Having discovered such, the group together with consumer advocate Laban Konsyumer Inc., calls for the immediate issuance of the Implementing Rules and Regulation (IRR) of RA 10620 or the Toy and Game Safety Labeling Act of 2013.
Laban Konsyumer Inc. President and former Undersecretary of the Department of Trade and Industry said, “Ang IRR po hopefully siguro dapat bago magpasko ay mapirmahan na at mapublish.“
Section 2 of RA 10620 states the requirement for special labeling of toys and games; and Section 10 states the penalies for violators which include a fine of not less than Php 10,000 but not more than Php 50,000 or imprisonment of not less than three months but not more than two years, or both, at the discretion of the court.
Tips in buying toys
Meanwhile, here are the tips to consider in buying toys for children according to Ecowaste Coalition:
1. Read the product label very carefully. Pay attention to the warnings; age recommendation; safety instructions; and look for the product manufacturing details and the license to operate (LTO) number, which is issued to authorize a toy manufacturer, importer, or distributor.
2 Select toys that are appropriate for the child’s age, aptitude, skill and temperament, and follow the age recommendation.
3. Look for toys that are bigger than a child’s mouth to avoid choking (the smaller the child, the bigger the toy). Avoid toys that can easily break into small parts or with small, unsecured components that may be ingested or placed in the nose or ears.
4. Buy toys from reliable traders and obtain a valid proof of purchase to facilitate replacement, refund, compensation, or warranty claim if needed.
5. Watch out for toxic toys or (don’t) play (with) things laden with health-damaging chemicals such as antimony, arsenic, cadmium, chromium, lead, mercury, and phthalates.
6. Avoid toys with paint coatings–unless certified as lead-safe–to prevent kids from being poisoned when they bite, chew, lick, or swallow toys with lead coatings.
7. Avoid PVC toys that contain many hidden toxic additivrs such as heavy metals and phthalates.
8. Avoid art toys and cosmetics that are not confirmed as non-toxic.
9. Avoid toys that shoot small or pointed objects into air, which can cause eye or body injuries.
10. Avoid toys that have sharp edges or points that may bruise or cut a child’s sensitive skin.
11. Avoid toys with cords or strings longer than 12 inches that may wrap around a child’s neck.
12. Avoid musical toys, rattles, and squeeze objects that make too much loud noise or shrills, which can damage a child’s sensitive hearing.

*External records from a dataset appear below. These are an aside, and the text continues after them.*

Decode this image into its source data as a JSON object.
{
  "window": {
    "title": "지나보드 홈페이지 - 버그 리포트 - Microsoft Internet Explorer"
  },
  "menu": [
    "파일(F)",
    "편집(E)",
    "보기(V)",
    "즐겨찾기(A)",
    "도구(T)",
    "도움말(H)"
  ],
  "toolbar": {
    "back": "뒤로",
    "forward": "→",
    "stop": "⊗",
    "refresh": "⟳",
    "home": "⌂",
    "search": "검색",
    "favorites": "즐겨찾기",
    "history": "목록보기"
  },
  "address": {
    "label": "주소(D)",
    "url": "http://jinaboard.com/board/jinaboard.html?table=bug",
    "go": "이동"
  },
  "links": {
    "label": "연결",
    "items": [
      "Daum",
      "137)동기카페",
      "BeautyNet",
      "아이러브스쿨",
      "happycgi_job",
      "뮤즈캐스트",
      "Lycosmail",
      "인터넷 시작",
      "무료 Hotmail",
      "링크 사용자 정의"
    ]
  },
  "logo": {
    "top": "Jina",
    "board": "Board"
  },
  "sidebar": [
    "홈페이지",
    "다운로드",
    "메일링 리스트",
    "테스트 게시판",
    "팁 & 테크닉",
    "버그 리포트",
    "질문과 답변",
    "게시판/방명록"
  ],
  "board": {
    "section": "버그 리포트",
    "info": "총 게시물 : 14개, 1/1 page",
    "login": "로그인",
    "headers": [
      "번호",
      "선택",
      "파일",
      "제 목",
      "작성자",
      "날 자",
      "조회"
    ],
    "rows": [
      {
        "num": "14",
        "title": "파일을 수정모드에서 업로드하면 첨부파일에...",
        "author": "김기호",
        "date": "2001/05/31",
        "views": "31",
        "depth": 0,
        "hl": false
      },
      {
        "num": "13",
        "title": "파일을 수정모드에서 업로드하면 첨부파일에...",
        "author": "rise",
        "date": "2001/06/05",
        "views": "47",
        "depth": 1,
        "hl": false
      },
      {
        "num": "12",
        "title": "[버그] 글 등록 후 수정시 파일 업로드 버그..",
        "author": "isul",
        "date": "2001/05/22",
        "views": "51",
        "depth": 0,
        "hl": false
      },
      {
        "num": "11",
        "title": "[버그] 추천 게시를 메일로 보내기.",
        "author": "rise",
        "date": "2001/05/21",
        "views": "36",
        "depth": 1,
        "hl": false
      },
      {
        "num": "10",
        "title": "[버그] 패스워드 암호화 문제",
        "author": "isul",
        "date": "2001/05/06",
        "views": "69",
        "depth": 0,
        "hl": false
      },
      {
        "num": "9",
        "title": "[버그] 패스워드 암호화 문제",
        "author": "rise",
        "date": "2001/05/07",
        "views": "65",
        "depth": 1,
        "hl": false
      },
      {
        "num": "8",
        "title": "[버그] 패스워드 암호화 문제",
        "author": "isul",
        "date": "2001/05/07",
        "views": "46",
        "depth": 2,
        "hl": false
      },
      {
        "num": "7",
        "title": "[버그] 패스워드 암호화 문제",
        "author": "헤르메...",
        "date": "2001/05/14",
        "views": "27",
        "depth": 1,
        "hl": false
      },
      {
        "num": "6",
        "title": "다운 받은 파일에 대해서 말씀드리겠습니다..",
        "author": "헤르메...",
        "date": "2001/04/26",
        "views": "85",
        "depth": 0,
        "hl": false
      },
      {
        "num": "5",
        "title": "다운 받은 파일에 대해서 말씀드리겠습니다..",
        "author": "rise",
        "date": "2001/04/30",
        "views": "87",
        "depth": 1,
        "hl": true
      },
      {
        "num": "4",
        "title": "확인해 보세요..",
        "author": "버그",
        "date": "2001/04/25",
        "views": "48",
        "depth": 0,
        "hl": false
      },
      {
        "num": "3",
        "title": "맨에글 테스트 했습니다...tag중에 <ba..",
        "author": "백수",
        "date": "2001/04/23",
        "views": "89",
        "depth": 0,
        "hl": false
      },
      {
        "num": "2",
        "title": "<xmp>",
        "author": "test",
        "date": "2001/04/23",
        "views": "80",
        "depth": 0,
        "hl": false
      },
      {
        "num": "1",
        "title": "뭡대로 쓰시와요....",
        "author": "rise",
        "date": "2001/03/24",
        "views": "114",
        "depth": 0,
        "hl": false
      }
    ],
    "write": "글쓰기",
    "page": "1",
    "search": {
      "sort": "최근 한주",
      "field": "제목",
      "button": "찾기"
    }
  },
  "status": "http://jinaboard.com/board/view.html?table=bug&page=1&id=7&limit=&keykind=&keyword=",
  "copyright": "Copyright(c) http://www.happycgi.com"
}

13. Avoid stuffed toys with small parts such as buttons or eyes that may be pulled loose and swallowed by a child. Avoid those with pellet-like stuffing that may get into a child’s hand and mouth when the toy breaks open; watch out for broken parts, seams and edges. Opt for washable stuffed toys.
14. Avoid battery-operated toys that are not firmly secured as batteries and their chemical ingredients may cause internal bleeding, chemical burns, and choking when ingested.
15. Avoid toys that tend to induce aggression and violence such toy guns, knives, and other toy weapons.
16.Remove and keep the toy plastic packaging out of children’s reach to avoid risk of suffocation. Refrain from throwing reusable toy boxes and wrappers to the bin; find other functional uses for toy packaging to reduce waste.
17. Follow carefully the procedures for toy assembly and use and keep the instructions for reference.
18. Teach a child how to play safely, and closely supervise small children to help prevent any untoward incident.
19. Check toys regularly for signs of wear or broken pieces that may cause injury, and keep toys clean.
20. Teach a child to put toys awayafter playing to avoid accidents.